Apple and Samsung’s legal battle over the sale of the Galaxy Tab 10.1 has taken another twist after an Australian court reinstated the ban on the device by at least another week.

On Wednesday, the Australian federal court unanimously agreed to overturn the ban, increasing Samsung’s hope of getting the device out in time for Christmas, but this latest setback puts this in doubt.

Can Samsung Save Its Christmas?

The prohibition on the sale of the Galaxy Tab was due to expire at 0500 GMT today, but it has been extended until 9 December so that the high court can hear Apple’s final appeal.

The federal court had ruled that the ban was “clearly wrong” but Justice John Dyson Heydon ruled that the orders made should “be stayed pending the termination of applicants application for special leave to appeal.”

An Australian patent lawyer told Reuters that the court was likely to decide next week whether Samsung will be able to resume sales before a final hearing due next year, when the technology may be obsolete.

Samsung said in a statement that it believed Apple had no basis for appeal and would “vigorously” oppose it in court.

Tablet Wars

The Australian lawsuit is just one of 20 such legal battles in 10 countries that Apple and Samsung are currently engaged in. The Samsung Galaxy Tab 10.1 was released in July to positive reviews, with readers of eWEEK Europe declaring it to be their favourite tablet in a recent poll.

However Apple was not such a big fan of the product, viewing it as an imitation of its market leading iPad; in August, the company succeeded in gaining a preliminary junction against the sale of the device in all European Union countries except the Netherlands.

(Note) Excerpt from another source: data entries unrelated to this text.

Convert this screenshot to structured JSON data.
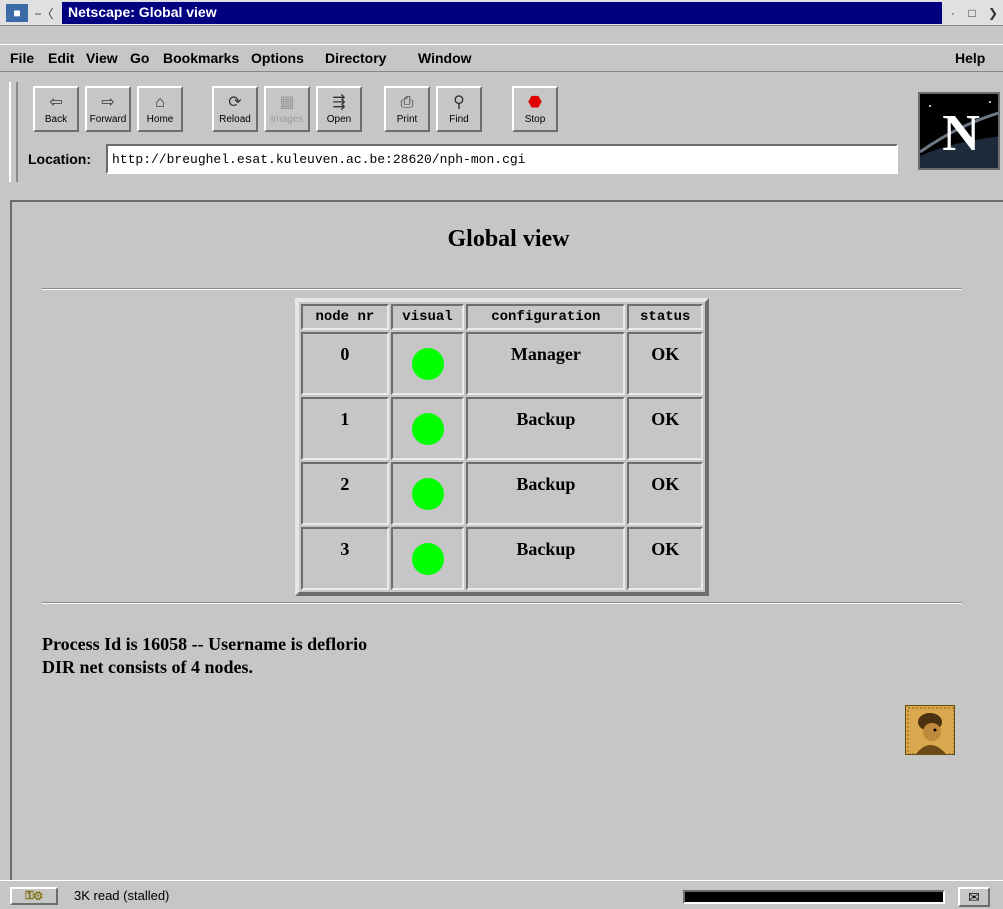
{
  "window": {
    "title": "Netscape: Global view"
  },
  "menubar": {
    "items": [
      "File",
      "Edit",
      "View",
      "Go",
      "Bookmarks",
      "Options",
      "Directory",
      "Window"
    ],
    "help": "Help"
  },
  "toolbar": {
    "buttons": [
      {
        "label": "Back",
        "icon": "back-arrow-icon"
      },
      {
        "label": "Forward",
        "icon": "forward-arrow-icon"
      },
      {
        "label": "Home",
        "icon": "home-icon"
      },
      {
        "label": "Reload",
        "icon": "reload-icon"
      },
      {
        "label": "Images",
        "icon": "images-icon",
        "disabled": true
      },
      {
        "label": "Open",
        "icon": "open-icon"
      },
      {
        "label": "Print",
        "icon": "print-icon"
      },
      {
        "label": "Find",
        "icon": "find-icon"
      },
      {
        "label": "Stop",
        "icon": "stop-icon"
      }
    ]
  },
  "location": {
    "label": "Location:",
    "url": "http://breughel.esat.kuleuven.ac.be:28620/nph-mon.cgi"
  },
  "page": {
    "title": "Global view",
    "table": {
      "headers": [
        "node nr",
        "visual",
        "configuration",
        "status"
      ],
      "rows": [
        {
          "node": "0",
          "configuration": "Manager",
          "status": "OK"
        },
        {
          "node": "1",
          "configuration": "Backup",
          "status": "OK"
        },
        {
          "node": "2",
          "configuration": "Backup",
          "status": "OK"
        },
        {
          "node": "3",
          "configuration": "Backup",
          "status": "OK"
        }
      ],
      "status_color": "#00ff00"
    },
    "info_line_1": "Process Id is 16058 -- Username is deflorio",
    "info_line_2": "DIR net consists of 4 nodes."
  },
  "statusbar": {
    "text": "3K read (stalled)",
    "progress": 1.0
  }
}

Things got worse for Samsung when a German court decided to permanently forbid the sale of the tablet in September, but in an effort to circumvent this ban, the Korean manufacturer announced plans to release a modified version of the device, the Galaxy Tab 10.1N, which featured a number of design alterations.